University of Brighton scientists have discovered that a mineral is more efficient than chemicals in fighting the spread of diseases during humanitarian emergencies.
27 July 2018
They compared hydrated lime-based treatments of human excreta against more traditional chorine-based chemicals such as bleach and found that lime provided greater treatment efficacy. It is hoped the findings will lead to a reduction in the spread of diseases, particularly among patients and healthcare workers at Ebola and cholera treatment centres.
The research, led by Dr Diogo Trajano Gomes Da Silva, Research Fellow in the university’s School of Environment & Technology, was funded by U.S. Agency for International Development (USAID), the lead U.S. Government agency working to end extreme global poverty.
Dr Da Silva said: “Approaches for the safe handling, containment and removal of excreta within such centres are needed to minimise the likelihood of onward disease transmission.
“Hydrated lime suspensions were more effective at safely containing viruses and bacteria present within the human excreta matrices, compared with the various chlorine solutions tested.
“These findings provide a practical evidence-base, with which to inform safe handling and containment of human waste and should ensure more effective health protection in future emergency settings.”
The research has been published by the U.S.-based scientific journal PLOSONE.
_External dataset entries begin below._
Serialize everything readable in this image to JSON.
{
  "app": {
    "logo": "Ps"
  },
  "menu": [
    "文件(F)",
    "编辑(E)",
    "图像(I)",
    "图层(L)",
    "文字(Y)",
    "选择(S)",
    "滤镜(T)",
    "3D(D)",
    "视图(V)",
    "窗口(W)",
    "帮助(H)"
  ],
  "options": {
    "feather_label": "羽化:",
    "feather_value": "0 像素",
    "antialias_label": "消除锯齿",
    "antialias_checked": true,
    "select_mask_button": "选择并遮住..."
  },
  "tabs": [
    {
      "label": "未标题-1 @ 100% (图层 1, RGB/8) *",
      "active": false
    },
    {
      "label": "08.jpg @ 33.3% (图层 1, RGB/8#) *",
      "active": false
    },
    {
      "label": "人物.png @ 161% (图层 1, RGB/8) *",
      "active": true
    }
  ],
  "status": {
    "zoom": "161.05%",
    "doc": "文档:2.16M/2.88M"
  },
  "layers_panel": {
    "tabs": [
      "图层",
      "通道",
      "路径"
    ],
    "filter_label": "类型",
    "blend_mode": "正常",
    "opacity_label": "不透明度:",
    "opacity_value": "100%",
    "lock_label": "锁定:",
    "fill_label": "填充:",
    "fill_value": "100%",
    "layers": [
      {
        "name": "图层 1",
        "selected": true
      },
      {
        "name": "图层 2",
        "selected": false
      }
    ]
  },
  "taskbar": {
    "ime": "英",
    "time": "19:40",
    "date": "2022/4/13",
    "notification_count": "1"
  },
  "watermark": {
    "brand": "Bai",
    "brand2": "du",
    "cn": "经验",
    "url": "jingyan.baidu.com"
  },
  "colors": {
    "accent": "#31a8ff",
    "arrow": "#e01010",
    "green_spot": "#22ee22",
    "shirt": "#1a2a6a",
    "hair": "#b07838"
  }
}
Dr Da Silva worked with Dr James Ebdon, Dr Edgard Dias and the late Professor Huw Taylor on the research.